(PROMPT): Write out the data exactly, every line included.

######

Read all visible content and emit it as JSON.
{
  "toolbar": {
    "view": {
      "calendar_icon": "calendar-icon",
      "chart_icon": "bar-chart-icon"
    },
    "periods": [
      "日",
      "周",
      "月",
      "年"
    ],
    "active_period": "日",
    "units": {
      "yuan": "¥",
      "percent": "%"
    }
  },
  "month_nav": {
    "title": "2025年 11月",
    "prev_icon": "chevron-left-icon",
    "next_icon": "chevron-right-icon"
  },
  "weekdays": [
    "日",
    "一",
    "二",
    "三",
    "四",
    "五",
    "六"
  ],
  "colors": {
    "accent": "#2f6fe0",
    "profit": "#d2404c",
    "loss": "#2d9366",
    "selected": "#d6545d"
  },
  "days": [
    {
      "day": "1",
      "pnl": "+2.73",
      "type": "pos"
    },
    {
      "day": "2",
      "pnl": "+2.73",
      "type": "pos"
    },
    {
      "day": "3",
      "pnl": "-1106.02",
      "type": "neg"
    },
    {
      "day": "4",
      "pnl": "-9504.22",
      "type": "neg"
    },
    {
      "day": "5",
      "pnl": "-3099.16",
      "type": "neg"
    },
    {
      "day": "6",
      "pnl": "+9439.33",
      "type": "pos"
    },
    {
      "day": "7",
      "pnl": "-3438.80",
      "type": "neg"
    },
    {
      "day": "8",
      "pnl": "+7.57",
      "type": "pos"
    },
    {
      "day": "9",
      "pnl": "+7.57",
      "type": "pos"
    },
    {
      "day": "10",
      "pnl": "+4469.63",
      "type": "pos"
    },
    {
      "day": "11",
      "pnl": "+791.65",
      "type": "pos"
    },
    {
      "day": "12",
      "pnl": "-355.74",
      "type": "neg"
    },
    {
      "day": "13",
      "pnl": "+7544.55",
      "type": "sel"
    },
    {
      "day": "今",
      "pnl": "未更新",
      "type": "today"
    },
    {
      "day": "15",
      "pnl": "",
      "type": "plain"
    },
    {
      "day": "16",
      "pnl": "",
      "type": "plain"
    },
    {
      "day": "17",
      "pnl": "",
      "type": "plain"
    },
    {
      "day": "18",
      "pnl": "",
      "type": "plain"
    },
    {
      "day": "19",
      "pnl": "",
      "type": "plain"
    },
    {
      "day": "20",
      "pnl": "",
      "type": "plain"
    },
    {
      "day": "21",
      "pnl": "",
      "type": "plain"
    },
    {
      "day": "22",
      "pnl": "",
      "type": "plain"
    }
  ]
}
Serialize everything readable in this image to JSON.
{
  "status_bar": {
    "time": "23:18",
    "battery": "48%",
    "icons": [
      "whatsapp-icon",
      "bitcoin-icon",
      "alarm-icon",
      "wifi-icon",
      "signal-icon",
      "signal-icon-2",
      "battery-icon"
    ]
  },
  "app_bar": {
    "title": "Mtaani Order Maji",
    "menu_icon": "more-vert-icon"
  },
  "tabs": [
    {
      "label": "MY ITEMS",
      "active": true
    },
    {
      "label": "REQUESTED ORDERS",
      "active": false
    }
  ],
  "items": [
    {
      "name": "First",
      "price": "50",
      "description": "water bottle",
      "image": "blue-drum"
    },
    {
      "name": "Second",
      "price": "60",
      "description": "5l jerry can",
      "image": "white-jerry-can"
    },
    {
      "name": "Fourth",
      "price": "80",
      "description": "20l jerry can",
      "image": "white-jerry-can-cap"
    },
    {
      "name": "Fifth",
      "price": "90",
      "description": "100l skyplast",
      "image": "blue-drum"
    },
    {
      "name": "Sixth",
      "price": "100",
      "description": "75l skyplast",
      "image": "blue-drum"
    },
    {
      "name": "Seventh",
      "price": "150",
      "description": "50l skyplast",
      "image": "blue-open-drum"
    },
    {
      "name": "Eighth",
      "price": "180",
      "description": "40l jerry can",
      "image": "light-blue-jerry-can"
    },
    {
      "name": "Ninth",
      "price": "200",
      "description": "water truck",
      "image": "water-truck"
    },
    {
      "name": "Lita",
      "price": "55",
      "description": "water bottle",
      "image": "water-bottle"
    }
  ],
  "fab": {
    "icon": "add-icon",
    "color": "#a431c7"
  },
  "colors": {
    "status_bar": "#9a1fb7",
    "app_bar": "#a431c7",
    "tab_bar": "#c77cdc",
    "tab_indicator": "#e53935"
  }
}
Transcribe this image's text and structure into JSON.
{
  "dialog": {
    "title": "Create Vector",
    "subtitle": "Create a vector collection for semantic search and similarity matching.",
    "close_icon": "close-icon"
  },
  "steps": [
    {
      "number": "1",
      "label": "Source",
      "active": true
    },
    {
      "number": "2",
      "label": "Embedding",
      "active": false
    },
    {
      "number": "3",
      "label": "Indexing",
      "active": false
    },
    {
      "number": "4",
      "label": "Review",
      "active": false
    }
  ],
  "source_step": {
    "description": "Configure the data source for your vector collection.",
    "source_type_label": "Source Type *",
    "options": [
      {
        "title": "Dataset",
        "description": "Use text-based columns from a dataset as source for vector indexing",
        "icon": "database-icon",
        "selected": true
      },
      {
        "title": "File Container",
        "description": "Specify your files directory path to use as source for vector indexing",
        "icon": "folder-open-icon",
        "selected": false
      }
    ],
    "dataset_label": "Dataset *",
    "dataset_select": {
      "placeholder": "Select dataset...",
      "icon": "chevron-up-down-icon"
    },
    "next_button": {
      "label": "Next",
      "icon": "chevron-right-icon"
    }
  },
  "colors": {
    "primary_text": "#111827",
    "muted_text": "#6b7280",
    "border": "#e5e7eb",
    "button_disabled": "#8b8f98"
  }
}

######

(THE COMPLETED TASK):
Read all visible content and emit it as JSON.
{
  "toolbar": {
    "view": {
      "calendar_icon": "calendar-icon",
      "chart_icon": "bar-chart-icon"
    },
    "periods": [
      "日",
      "周",
      "月",
      "年"
    ],
    "active_period": "日",
    "units": {
      "yuan": "¥",
      "percent": "%"
    }
  },
  "month_nav": {
    "title": "2025年 11月",
    "prev_icon": "chevron-left-icon",
    "next_icon": "chevron-right-icon"
  },
  "weekdays": [
    "日",
    "一",
    "二",
    "三",
    "四",
    "五",
    "六"
  ],
  "colors": {
    "accent": "#2f6fe0",
    "profit": "#d2404c",
    "loss": "#2d9366",
    "selected": "#d6545d"
  },
  "days": [
    {
      "day": "1",
      "pnl": "+2.73",
      "type": "pos"
    },
    {
      "day": "2",
      "pnl": "+2.73",
      "type": "pos"
    },
    {
      "day": "3",
      "pnl": "-1106.02",
      "type": "neg"
    },
    {
      "day": "4",
      "pnl": "-9504.22",
      "type": "neg"
    },
    {
      "day": "5",
      "pnl": "-3099.16",
      "type": "neg"
    },
    {
      "day": "6",
      "pnl": "+9439.33",
      "type": "pos"
    },
    {
      "day": "7",
      "pnl": "-3438.80",
      "type": "neg"
    },
    {
      "day": "8",
      "pnl": "+7.57",
      "type": "pos"
    },
    {
      "day": "9",
      "pnl": "+7.57",
      "type": "pos"
    },
    {
      "day": "10",
      "pnl": "+4469.63",
      "type": "pos"
    },
    {
      "day": "11",
      "pnl": "+791.65",
      "type": "pos"
    },
    {
      "day": "12",
      "pnl": "-355.74",
      "type": "neg"
    },
    {
      "day": "13",
      "pnl": "+7544.55",
      "type": "sel"
    },
    {
      "day": "今",
      "pnl": "未更新",
      "type": "today"
    },
    {
      "day": "15",
      "pnl": "",
      "type": "plain"
    },
    {
      "day": "16",
      "pnl": "",
      "type": "plain"
    },
    {
      "day": "17",
      "pnl": "",
      "type": "plain"
    },
    {
      "day": "18",
      "pnl": "",
      "type": "plain"
    },
    {
      "day": "19",
      "pnl": "",
      "type": "plain"
    },
    {
      "day": "20",
      "pnl": "",
      "type": "plain"
    },
    {
      "day": "21",
      "pnl": "",
      "type": "plain"
    },
    {
      "day": "22",
      "pnl": "",
      "type": "plain"
    }
  ]
}
Serialize everything readable in this image to JSON.
{
  "status_bar": {
    "time": "23:18",
    "battery": "48%",
    "icons": [
      "whatsapp-icon",
      "bitcoin-icon",
      "alarm-icon",
      "wifi-icon",
      "signal-icon",
      "signal-icon-2",
      "battery-icon"
    ]
  },
  "app_bar": {
    "title": "Mtaani Order Maji",
    "menu_icon": "more-vert-icon"
  },
  "tabs": [
    {
      "label": "MY ITEMS",
      "active": true
    },
    {
      "label": "REQUESTED ORDERS",
      "active": false
    }
  ],
  "items": [
    {
      "name": "First",
      "price": "50",
      "description": "water bottle",
      "image": "blue-drum"
    },
    {
      "name": "Second",
      "price": "60",
      "description": "5l jerry can",
      "image": "white-jerry-can"
    },
    {
      "name": "Fourth",
      "price": "80",
      "description": "20l jerry can",
      "image": "white-jerry-can-cap"
    },
    {
      "name": "Fifth",
      "price": "90",
      "description": "100l skyplast",
      "image": "blue-drum"
    },
    {
      "name": "Sixth",
      "price": "100",
      "description": "75l skyplast",
      "image": "blue-drum"
    },
    {
      "name": "Seventh",
      "price": "150",
      "description": "50l skyplast",
      "image": "blue-open-drum"
    },
    {
      "name": "Eighth",
      "price": "180",
      "description": "40l jerry can",
      "image": "light-blue-jerry-can"
    },
    {
      "name": "Ninth",
      "price": "200",
      "description": "water truck",
      "image": "water-truck"
    },
    {
      "name": "Lita",
      "price": "55",
      "description": "water bottle",
      "image": "water-bottle"
    }
  ],
  "fab": {
    "icon": "add-icon",
    "color": "#a431c7"
  },
  "colors": {
    "status_bar": "#9a1fb7",
    "app_bar": "#a431c7",
    "tab_bar": "#c77cdc",
    "tab_indicator": "#e53935"
  }
}
Transcribe this image's text and structure into JSON.
{
  "dialog": {
    "title": "Create Vector",
    "subtitle": "Create a vector collection for semantic search and similarity matching.",
    "close_icon": "close-icon"
  },
  "steps": [
    {
      "number": "1",
      "label": "Source",
      "active": true
    },
    {
      "number": "2",
      "label": "Embedding",
      "active": false
    },
    {
      "number": "3",
      "label": "Indexing",
      "active": false
    },
    {
      "number": "4",
      "label": "Review",
      "active": false
    }
  ],
  "source_step": {
    "description": "Configure the data source for your vector collection.",
    "source_type_label": "Source Type *",
    "options": [
      {
        "title": "Dataset",
        "description": "Use text-based columns from a dataset as source for vector indexing",
        "icon": "database-icon",
        "selected": true
      },
      {
        "title": "File Container",
        "description": "Specify your files directory path to use as source for vector indexing",
        "icon": "folder-open-icon",
        "selected": false
      }
    ],
    "dataset_label": "Dataset *",
    "dataset_select": {
      "placeholder": "Select dataset...",
      "icon": "chevron-up-down-icon"
    },
    "next_button": {
      "label": "Next",
      "icon": "chevron-right-icon"
    }
  },
  "colors": {
    "primary_text": "#111827",
    "muted_text": "#6b7280",
    "border": "#e5e7eb",
    "button_disabled": "#8b8f98"
  }
}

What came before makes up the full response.